WHAT YOU NEED TO DO -
Copy out each line featuring the string "TOTAL" from the entries beneath.

RECORDS FOR THE TASK -
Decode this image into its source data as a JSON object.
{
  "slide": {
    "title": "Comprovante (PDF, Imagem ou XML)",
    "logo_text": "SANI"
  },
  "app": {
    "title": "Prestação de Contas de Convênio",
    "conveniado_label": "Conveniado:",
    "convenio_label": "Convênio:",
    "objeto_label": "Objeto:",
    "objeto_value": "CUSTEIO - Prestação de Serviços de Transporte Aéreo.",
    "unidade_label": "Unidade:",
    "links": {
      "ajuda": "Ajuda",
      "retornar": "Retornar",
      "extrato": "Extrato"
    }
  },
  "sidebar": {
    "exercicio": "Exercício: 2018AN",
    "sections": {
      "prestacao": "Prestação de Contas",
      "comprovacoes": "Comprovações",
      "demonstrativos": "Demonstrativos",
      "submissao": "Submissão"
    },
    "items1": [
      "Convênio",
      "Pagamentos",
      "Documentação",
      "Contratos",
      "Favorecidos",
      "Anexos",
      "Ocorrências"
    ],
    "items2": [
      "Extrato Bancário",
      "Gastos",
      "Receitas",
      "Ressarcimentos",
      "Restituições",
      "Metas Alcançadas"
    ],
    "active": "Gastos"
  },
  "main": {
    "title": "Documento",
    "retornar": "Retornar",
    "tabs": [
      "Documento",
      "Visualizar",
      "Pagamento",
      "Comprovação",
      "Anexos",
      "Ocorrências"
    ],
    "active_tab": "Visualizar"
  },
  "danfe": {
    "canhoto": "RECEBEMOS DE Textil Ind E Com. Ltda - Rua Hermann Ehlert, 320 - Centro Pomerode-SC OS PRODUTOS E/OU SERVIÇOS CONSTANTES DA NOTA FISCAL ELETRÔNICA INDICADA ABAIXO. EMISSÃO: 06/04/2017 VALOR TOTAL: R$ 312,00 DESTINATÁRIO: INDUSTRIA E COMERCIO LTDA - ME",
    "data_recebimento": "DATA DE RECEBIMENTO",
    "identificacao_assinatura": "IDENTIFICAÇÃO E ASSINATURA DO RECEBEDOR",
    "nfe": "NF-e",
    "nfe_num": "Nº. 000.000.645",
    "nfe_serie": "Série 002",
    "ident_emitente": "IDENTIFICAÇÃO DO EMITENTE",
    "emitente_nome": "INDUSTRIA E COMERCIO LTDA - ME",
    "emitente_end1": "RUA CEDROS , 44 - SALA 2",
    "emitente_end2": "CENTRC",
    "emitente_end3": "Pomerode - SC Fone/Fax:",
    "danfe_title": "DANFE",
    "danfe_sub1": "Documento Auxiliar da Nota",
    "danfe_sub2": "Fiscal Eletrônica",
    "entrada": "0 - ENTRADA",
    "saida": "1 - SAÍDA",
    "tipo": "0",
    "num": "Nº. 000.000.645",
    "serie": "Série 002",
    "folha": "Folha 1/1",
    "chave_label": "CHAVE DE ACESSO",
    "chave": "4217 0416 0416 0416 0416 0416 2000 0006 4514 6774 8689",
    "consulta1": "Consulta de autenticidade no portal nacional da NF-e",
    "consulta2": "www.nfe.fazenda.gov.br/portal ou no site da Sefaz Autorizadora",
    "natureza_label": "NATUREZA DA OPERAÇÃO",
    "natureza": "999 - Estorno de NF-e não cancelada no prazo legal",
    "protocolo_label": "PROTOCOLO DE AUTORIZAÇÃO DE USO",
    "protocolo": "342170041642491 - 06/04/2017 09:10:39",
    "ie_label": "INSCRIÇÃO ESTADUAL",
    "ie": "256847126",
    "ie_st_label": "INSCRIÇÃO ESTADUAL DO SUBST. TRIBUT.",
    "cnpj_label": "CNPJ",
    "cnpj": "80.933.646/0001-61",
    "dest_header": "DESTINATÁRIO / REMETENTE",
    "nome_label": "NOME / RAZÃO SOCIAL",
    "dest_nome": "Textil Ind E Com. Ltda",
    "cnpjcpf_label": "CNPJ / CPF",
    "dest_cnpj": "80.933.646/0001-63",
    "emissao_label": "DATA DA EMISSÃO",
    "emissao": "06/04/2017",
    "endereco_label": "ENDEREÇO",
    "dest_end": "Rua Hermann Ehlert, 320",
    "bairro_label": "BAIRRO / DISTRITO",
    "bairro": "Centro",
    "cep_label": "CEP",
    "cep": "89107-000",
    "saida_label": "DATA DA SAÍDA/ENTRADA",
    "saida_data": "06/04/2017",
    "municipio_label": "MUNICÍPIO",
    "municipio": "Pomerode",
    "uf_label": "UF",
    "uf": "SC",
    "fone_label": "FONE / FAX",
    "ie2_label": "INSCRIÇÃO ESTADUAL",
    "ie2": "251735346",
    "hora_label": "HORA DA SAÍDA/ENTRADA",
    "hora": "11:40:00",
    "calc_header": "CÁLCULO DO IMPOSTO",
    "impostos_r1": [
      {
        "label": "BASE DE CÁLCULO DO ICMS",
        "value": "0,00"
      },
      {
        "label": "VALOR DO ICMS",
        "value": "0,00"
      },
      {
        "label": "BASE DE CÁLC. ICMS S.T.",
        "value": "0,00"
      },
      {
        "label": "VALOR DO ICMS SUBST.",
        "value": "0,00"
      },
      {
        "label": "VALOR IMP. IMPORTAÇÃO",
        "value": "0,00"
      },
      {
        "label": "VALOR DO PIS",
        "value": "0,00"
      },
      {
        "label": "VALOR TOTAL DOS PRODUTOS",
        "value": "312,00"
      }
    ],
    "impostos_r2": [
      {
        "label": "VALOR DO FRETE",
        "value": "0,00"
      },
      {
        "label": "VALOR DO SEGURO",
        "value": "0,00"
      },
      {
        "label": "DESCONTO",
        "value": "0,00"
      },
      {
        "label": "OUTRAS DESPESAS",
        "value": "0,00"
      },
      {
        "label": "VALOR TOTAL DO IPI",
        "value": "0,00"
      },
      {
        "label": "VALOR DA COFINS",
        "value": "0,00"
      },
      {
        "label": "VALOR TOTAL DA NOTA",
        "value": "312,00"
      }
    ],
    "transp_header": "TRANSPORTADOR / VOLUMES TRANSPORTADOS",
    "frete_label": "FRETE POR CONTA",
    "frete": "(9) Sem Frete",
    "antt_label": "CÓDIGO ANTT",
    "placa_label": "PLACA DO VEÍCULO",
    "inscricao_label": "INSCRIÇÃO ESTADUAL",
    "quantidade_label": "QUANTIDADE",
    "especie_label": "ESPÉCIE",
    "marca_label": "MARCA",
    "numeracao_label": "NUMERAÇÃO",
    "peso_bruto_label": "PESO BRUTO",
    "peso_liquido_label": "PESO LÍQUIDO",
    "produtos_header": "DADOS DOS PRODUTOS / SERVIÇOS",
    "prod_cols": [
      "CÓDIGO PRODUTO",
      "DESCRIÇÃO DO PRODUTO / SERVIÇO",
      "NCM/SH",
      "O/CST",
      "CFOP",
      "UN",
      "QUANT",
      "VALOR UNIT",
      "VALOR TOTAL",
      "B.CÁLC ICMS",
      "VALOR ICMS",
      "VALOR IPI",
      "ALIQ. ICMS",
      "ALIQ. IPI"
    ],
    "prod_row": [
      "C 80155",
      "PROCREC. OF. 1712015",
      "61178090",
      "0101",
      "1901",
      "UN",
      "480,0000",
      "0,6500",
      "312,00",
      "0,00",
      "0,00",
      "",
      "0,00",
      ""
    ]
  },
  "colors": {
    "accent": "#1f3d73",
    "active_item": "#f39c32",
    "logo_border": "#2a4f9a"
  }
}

EXPECTED OUTPUT -
    "canhoto": "RECEBEMOS DE Textil Ind E Com. Ltda - Rua Hermann Ehlert, 320 - Centro Pomerode-SC OS PRODUTOS E/OU SERVIÇOS CONSTANTES DA NOTA FISCAL ELETRÔNICA INDICADA ABAIXO. EMISSÃO: 06/04/2017 VALOR TOTAL: R$ 312,00 DESTINATÁRIO: INDUSTRIA E COMERCIO LTDA - ME",
        "label": "VALOR TOTAL DOS PRODUTOS",
        "label": "VALOR TOTAL DO IPI",
        "label": "VALOR TOTAL DA NOTA",
      "VALOR TOTAL",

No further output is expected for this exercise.